2. Measures to Be Taken by the Entire International Community (Multilateral Measures)

–    Ban on Nuclear Tests
–    Ban on Production of Fissile Material for Nuclear Weapon Purposes
–    Restrictions on Ballistic Missiles

3. Measures to Support Countries Promoting Peaceful Uses of Nuclear Energy

–    International Cooperation for Civil Nuclear Energy
–    IAEA Safeguards
–    Prevention of nuclear terrorism

Related Nautilus Institute and partner programs

Global Nuclear Futures Briefing Book, Nautilus Institute

Japan is one of the world’s leading producers of nuclear energy, as well as one of the few non-nuclear-weapons states that possesses both uranium enrichment and plutonium reprocessing capabilities. The documents in this collection look at Japan’s future plans for nuclear energy, as well as its continued stockpiling of nuclear material.

Although Australia possesses one of the world’s largest reserves of uranium, it does not currently operate any nuclear power plants. The papers in this collection cover the debate over whether Australia should begin a nuclear power program, as well as the implications of large-scale mining and export of Australian uranium.

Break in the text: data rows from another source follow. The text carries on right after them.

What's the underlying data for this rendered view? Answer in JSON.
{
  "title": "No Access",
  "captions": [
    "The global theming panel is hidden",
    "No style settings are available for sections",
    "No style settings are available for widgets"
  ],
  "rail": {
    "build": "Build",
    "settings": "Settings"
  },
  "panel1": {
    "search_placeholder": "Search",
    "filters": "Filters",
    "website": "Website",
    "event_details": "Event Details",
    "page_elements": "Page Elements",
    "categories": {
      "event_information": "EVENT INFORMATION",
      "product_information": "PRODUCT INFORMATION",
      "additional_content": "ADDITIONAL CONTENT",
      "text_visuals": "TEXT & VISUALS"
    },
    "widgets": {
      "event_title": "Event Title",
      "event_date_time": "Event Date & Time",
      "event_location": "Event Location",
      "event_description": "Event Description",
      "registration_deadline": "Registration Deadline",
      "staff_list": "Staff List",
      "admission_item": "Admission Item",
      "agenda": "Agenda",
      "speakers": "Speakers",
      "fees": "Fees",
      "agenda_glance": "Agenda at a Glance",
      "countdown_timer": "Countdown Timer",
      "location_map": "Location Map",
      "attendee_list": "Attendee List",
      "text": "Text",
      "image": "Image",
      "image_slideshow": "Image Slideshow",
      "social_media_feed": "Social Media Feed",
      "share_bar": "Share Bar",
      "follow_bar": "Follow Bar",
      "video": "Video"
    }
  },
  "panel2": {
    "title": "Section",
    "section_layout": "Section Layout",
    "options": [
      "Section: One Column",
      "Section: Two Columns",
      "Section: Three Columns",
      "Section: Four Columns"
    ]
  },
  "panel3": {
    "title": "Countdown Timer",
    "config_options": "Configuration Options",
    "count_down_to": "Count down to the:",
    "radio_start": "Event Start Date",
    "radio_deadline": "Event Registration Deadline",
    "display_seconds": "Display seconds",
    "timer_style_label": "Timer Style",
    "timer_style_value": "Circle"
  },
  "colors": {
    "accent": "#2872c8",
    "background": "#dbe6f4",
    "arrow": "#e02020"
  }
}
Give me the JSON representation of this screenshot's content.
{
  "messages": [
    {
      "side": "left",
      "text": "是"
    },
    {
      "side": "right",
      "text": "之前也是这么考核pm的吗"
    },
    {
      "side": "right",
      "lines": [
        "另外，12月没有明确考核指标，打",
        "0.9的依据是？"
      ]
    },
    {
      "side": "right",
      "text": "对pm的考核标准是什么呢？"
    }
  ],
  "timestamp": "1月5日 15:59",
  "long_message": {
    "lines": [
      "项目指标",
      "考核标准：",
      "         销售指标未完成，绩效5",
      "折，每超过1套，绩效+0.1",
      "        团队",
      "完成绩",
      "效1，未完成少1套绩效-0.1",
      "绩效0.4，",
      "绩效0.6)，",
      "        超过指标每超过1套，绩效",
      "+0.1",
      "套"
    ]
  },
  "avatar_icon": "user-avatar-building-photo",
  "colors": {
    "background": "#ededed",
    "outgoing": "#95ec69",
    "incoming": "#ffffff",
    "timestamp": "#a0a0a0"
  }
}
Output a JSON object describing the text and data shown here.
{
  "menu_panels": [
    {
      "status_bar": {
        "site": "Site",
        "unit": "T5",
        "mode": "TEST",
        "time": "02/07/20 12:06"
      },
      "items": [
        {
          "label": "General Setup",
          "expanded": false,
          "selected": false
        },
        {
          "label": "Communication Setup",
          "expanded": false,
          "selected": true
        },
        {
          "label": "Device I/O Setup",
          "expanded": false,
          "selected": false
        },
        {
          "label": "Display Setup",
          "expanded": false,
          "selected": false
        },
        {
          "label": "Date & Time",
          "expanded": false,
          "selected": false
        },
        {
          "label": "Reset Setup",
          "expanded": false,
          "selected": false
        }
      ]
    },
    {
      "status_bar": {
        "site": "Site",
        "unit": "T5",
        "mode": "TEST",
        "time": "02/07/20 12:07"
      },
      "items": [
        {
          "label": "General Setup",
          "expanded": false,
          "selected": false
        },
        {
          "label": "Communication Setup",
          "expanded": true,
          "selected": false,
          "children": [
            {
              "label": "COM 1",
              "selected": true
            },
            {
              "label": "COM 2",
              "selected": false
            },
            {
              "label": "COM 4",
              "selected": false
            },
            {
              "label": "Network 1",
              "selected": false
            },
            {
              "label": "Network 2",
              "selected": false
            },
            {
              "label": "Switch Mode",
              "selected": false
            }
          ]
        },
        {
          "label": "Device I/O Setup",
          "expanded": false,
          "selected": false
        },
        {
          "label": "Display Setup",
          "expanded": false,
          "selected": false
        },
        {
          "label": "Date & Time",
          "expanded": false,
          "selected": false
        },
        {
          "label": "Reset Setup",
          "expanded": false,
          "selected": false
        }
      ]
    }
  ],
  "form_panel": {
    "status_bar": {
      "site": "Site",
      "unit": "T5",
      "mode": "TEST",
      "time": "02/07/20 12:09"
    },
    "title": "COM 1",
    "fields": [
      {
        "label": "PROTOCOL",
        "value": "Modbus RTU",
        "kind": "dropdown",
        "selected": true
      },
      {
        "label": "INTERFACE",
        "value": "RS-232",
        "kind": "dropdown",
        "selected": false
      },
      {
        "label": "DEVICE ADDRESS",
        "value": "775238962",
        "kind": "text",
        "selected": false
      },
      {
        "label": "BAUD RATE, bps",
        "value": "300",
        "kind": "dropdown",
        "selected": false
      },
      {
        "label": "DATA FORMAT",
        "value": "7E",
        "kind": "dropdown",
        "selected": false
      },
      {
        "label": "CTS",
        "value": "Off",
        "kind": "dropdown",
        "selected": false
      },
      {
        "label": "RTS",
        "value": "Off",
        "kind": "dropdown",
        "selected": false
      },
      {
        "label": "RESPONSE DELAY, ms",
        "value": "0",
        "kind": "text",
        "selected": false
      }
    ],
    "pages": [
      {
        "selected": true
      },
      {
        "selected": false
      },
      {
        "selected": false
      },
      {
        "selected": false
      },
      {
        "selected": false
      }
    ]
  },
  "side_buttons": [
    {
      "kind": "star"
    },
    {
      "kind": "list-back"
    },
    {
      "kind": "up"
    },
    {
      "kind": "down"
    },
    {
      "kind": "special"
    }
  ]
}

Civil society nuclear monitoring and verification project, Nautilus Institute.

The project draws on transnational civil society networks to hold up a “mirror” to reflect back to influential South Korean and Japanese policy and decision-makers at many levels of society the totality of what they are saying and doing with regard to nuclear weapons, and how this is viewed externally; and thereby increase the accountability of decision makers in Japan and Korea to constituencies inside and outside of their countries affected by pro- and anti-nuclear weapons decisions.

Asian Energy Security, Nautilus Institute

US- Japan International Workshop on Reducing Threats Posed by Nuclear Weapons, Pugwash Japan.

Reframing Australia-Indonesia Security, Nautilus Institute

Implementing UNSC 1540, Nautilus Institute

Preventing nuclear next-use, Global Problem Solving, Nautilus Institute

Extended nuclear deterrence